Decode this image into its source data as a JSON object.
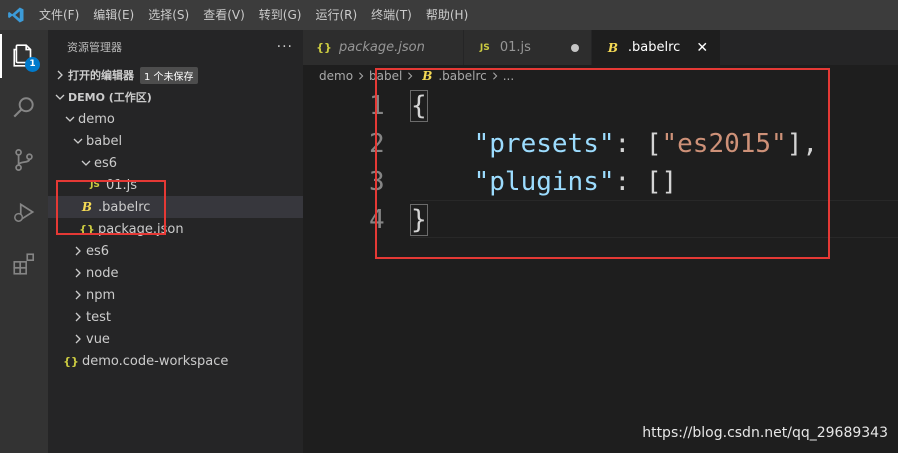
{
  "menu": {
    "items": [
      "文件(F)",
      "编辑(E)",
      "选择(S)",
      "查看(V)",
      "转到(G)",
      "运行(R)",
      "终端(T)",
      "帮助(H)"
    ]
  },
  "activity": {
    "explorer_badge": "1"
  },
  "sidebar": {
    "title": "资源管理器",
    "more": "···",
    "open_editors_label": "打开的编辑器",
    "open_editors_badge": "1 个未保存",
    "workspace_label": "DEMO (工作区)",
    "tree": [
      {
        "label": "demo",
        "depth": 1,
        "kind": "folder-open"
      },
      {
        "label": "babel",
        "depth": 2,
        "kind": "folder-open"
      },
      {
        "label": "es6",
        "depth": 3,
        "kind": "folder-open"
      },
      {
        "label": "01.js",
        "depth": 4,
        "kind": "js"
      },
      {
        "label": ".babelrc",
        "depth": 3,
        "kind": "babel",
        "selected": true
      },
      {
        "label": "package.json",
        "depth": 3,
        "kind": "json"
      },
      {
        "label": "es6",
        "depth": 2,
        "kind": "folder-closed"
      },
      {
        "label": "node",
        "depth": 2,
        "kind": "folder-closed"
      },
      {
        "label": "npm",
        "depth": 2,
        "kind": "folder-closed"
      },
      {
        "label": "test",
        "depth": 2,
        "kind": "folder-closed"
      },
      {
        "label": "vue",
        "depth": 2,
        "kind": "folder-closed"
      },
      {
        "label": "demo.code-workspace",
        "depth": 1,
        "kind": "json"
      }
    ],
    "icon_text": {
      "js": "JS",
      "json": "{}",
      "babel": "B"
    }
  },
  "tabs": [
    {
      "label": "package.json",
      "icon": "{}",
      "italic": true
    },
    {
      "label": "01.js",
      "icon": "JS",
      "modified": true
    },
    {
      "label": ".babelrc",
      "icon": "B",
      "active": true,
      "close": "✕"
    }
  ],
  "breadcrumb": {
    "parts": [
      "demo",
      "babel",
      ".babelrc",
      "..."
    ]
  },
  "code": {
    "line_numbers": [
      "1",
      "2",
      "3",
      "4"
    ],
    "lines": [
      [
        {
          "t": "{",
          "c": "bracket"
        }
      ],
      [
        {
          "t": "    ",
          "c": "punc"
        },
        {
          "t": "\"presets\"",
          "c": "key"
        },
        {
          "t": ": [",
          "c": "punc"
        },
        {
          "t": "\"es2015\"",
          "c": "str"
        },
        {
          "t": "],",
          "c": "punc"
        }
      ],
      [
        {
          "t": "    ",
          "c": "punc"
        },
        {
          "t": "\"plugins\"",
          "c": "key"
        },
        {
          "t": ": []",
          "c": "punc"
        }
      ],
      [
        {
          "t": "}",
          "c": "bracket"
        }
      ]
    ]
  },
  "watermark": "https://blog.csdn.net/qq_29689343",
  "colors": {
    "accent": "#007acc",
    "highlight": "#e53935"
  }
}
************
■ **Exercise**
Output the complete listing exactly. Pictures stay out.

■ **Reply**
Decode this image into its source data as a JSON object.
{
  "menu": {
    "items": [
      "文件(F)",
      "编辑(E)",
      "选择(S)",
      "查看(V)",
      "转到(G)",
      "运行(R)",
      "终端(T)",
      "帮助(H)"
    ]
  },
  "activity": {
    "explorer_badge": "1"
  },
  "sidebar": {
    "title": "资源管理器",
    "more": "···",
    "open_editors_label": "打开的编辑器",
    "open_editors_badge": "1 个未保存",
    "workspace_label": "DEMO (工作区)",
    "tree": [
      {
        "label": "demo",
        "depth": 1,
        "kind": "folder-open"
      },
      {
        "label": "babel",
        "depth": 2,
        "kind": "folder-open"
      },
      {
        "label": "es6",
        "depth": 3,
        "kind": "folder-open"
      },
      {
        "label": "01.js",
        "depth": 4,
        "kind": "js"
      },
      {
        "label": ".babelrc",
        "depth": 3,
        "kind": "babel",
        "selected": true
      },
      {
        "label": "package.json",
        "depth": 3,
        "kind": "json"
      },
      {
        "label": "es6",
        "depth": 2,
        "kind": "folder-closed"
      },
      {
        "label": "node",
        "depth": 2,
        "kind": "folder-closed"
      },
      {
        "label": "npm",
        "depth": 2,
        "kind": "folder-closed"
      },
      {
        "label": "test",
        "depth": 2,
        "kind": "folder-closed"
      },
      {
        "label": "vue",
        "depth": 2,
        "kind": "folder-closed"
      },
      {
        "label": "demo.code-workspace",
        "depth": 1,
        "kind": "json"
      }
    ],
    "icon_text": {
      "js": "JS",
      "json": "{}",
      "babel": "B"
    }
  },
  "tabs": [
    {
      "label": "package.json",
      "icon": "{}",
      "italic": true
    },
    {
      "label": "01.js",
      "icon": "JS",
      "modified": true
    },
    {
      "label": ".babelrc",
      "icon": "B",
      "active": true,
      "close": "✕"
    }
  ],
  "breadcrumb": {
    "parts": [
      "demo",
      "babel",
      ".babelrc",
      "..."
    ]
  },
  "code": {
    "line_numbers": [
      "1",
      "2",
      "3",
      "4"
    ],
    "lines": [
      [
        {
          "t": "{",
          "c": "bracket"
        }
      ],
      [
        {
          "t": "    ",
          "c": "punc"
        },
        {
          "t": "\"presets\"",
          "c": "key"
        },
        {
          "t": ": [",
          "c": "punc"
        },
        {
          "t": "\"es2015\"",
          "c": "str"
        },
        {
          "t": "],",
          "c": "punc"
        }
      ],
      [
        {
          "t": "    ",
          "c": "punc"
        },
        {
          "t": "\"plugins\"",
          "c": "key"
        },
        {
          "t": ": []",
          "c": "punc"
        }
      ],
      [
        {
          "t": "}",
          "c": "bracket"
        }
      ]
    ]
  },
  "watermark": "https://blog.csdn.net/qq_29689343",
  "colors": {
    "accent": "#007acc",
    "highlight": "#e53935"
  }
}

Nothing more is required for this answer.